Supplied information Block Start

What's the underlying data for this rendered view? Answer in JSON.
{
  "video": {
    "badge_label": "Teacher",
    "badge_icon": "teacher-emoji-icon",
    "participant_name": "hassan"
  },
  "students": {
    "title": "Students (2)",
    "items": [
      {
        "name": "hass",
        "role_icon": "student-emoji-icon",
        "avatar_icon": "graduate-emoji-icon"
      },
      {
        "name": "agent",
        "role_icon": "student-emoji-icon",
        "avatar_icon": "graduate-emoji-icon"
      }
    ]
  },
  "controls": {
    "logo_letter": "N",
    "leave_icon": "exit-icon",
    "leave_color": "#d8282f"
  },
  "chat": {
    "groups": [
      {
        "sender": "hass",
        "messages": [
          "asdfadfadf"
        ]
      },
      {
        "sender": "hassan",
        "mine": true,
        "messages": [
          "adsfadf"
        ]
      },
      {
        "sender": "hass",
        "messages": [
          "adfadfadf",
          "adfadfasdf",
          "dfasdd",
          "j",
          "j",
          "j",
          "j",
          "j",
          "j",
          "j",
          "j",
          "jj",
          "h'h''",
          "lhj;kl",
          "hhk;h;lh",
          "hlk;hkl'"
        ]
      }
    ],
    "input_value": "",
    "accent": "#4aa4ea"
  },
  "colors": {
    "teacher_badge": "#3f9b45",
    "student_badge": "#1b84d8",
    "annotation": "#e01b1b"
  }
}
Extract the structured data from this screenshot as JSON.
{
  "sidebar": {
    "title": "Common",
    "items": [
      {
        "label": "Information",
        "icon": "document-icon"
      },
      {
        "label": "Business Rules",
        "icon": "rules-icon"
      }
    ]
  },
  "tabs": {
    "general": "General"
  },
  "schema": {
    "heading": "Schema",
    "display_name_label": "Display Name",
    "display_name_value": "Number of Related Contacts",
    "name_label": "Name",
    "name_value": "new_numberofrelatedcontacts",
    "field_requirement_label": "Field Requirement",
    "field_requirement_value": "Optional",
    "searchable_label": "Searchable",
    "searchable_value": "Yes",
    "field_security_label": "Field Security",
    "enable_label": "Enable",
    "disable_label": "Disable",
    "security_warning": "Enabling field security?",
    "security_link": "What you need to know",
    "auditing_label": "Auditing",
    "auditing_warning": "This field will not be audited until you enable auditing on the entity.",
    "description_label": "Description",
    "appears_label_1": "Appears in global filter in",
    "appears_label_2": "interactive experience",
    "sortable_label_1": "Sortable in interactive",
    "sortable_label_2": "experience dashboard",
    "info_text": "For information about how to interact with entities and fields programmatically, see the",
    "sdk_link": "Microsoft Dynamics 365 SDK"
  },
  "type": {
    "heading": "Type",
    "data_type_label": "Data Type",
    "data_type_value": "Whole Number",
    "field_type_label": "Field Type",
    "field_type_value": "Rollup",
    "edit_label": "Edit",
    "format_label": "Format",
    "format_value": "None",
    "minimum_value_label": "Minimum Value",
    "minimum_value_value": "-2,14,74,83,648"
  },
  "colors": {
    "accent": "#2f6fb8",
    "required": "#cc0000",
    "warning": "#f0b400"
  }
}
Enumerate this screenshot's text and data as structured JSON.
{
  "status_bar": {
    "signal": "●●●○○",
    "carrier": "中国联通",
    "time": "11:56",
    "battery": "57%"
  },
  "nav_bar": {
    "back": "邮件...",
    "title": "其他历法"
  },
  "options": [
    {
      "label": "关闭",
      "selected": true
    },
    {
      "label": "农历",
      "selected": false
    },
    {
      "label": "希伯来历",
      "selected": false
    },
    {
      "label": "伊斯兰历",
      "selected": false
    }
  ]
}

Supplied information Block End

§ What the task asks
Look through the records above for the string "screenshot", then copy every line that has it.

§ Exercise result
Extract the structured data from this screenshot as JSON.
Enumerate this screenshot's text and data as structured JSON.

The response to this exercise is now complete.